> _Exercise goal_
Word for word, repeat each of the records below.

#### Excerpted data ####

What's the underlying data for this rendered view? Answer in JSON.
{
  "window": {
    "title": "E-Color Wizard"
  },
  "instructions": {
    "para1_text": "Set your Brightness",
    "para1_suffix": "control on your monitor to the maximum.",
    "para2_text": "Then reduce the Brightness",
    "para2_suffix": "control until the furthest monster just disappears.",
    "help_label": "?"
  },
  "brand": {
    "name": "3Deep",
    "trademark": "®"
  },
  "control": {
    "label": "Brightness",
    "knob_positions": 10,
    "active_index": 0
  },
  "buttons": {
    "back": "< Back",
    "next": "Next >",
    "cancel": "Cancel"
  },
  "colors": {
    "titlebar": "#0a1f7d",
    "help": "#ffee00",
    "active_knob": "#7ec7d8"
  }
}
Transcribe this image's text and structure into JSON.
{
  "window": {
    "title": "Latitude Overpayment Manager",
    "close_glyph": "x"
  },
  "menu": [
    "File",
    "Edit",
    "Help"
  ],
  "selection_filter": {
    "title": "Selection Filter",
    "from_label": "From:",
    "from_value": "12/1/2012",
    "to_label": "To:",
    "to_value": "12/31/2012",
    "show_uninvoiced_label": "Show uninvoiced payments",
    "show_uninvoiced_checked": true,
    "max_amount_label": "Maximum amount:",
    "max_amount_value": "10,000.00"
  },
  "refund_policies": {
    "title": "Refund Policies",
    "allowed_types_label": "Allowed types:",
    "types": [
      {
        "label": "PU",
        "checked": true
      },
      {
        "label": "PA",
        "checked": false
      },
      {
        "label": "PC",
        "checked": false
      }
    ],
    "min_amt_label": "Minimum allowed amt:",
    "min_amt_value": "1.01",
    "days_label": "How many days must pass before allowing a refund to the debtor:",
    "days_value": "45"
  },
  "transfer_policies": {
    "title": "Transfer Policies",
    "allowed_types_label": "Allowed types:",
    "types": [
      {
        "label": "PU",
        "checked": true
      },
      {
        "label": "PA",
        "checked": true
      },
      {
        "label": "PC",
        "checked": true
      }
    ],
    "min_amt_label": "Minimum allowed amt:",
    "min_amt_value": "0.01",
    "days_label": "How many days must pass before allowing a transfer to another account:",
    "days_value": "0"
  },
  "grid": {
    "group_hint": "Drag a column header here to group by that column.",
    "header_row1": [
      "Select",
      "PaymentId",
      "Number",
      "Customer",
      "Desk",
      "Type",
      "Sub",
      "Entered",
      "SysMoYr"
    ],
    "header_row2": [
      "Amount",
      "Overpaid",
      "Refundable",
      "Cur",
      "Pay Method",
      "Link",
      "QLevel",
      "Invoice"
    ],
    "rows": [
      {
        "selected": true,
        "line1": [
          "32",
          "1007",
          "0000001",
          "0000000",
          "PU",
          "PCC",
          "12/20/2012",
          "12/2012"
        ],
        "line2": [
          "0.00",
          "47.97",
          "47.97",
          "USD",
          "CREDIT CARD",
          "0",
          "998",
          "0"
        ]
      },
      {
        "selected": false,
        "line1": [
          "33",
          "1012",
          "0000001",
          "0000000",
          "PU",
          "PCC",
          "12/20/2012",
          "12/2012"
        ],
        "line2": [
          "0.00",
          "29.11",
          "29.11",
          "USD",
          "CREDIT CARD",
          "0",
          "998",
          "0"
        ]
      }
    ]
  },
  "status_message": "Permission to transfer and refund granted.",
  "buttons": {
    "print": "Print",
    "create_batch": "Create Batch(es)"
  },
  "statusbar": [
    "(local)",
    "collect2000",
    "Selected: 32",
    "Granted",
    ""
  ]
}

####

> _Answer space_
What's the underlying data for this rendered view? Answer in JSON.
{
  "window": {
    "title": "E-Color Wizard"
  },
  "instructions": {
    "para1_text": "Set your Brightness",
    "para1_suffix": "control on your monitor to the maximum.",
    "para2_text": "Then reduce the Brightness",
    "para2_suffix": "control until the furthest monster just disappears.",
    "help_label": "?"
  },
  "brand": {
    "name": "3Deep",
    "trademark": "®"
  },
  "control": {
    "label": "Brightness",
    "knob_positions": 10,
    "active_index": 0
  },
  "buttons": {
    "back": "< Back",
    "next": "Next >",
    "cancel": "Cancel"
  },
  "colors": {
    "titlebar": "#0a1f7d",
    "help": "#ffee00",
    "active_knob": "#7ec7d8"
  }
}
Transcribe this image's text and structure into JSON.
{
  "window": {
    "title": "Latitude Overpayment Manager",
    "close_glyph": "x"
  },
  "menu": [
    "File",
    "Edit",
    "Help"
  ],
  "selection_filter": {
    "title": "Selection Filter",
    "from_label": "From:",
    "from_value": "12/1/2012",
    "to_label": "To:",
    "to_value": "12/31/2012",
    "show_uninvoiced_label": "Show uninvoiced payments",
    "show_uninvoiced_checked": true,
    "max_amount_label": "Maximum amount:",
    "max_amount_value": "10,000.00"
  },
  "refund_policies": {
    "title": "Refund Policies",
    "allowed_types_label": "Allowed types:",
    "types": [
      {
        "label": "PU",
        "checked": true
      },
      {
        "label": "PA",
        "checked": false
      },
      {
        "label": "PC",
        "checked": false
      }
    ],
    "min_amt_label": "Minimum allowed amt:",
    "min_amt_value": "1.01",
    "days_label": "How many days must pass before allowing a refund to the debtor:",
    "days_value": "45"
  },
  "transfer_policies": {
    "title": "Transfer Policies",
    "allowed_types_label": "Allowed types:",
    "types": [
      {
        "label": "PU",
        "checked": true
      },
      {
        "label": "PA",
        "checked": true
      },
      {
        "label": "PC",
        "checked": true
      }
    ],
    "min_amt_label": "Minimum allowed amt:",
    "min_amt_value": "0.01",
    "days_label": "How many days must pass before allowing a transfer to another account:",
    "days_value": "0"
  },
  "grid": {
    "group_hint": "Drag a column header here to group by that column.",
    "header_row1": [
      "Select",
      "PaymentId",
      "Number",
      "Customer",
      "Desk",
      "Type",
      "Sub",
      "Entered",
      "SysMoYr"
    ],
    "header_row2": [
      "Amount",
      "Overpaid",
      "Refundable",
      "Cur",
      "Pay Method",
      "Link",
      "QLevel",
      "Invoice"
    ],
    "rows": [
      {
        "selected": true,
        "line1": [
          "32",
          "1007",
          "0000001",
          "0000000",
          "PU",
          "PCC",
          "12/20/2012",
          "12/2012"
        ],
        "line2": [
          "0.00",
          "47.97",
          "47.97",
          "USD",
          "CREDIT CARD",
          "0",
          "998",
          "0"
        ]
      },
      {
        "selected": false,
        "line1": [
          "33",
          "1012",
          "0000001",
          "0000000",
          "PU",
          "PCC",
          "12/20/2012",
          "12/2012"
        ],
        "line2": [
          "0.00",
          "29.11",
          "29.11",
          "USD",
          "CREDIT CARD",
          "0",
          "998",
          "0"
        ]
      }
    ]
  },
  "status_message": "Permission to transfer and refund granted.",
  "buttons": {
    "print": "Print",
    "create_batch": "Create Batch(es)"
  },
  "statusbar": [
    "(local)",
    "collect2000",
    "Selected: 32",
    "Granted",
    ""
  ]
}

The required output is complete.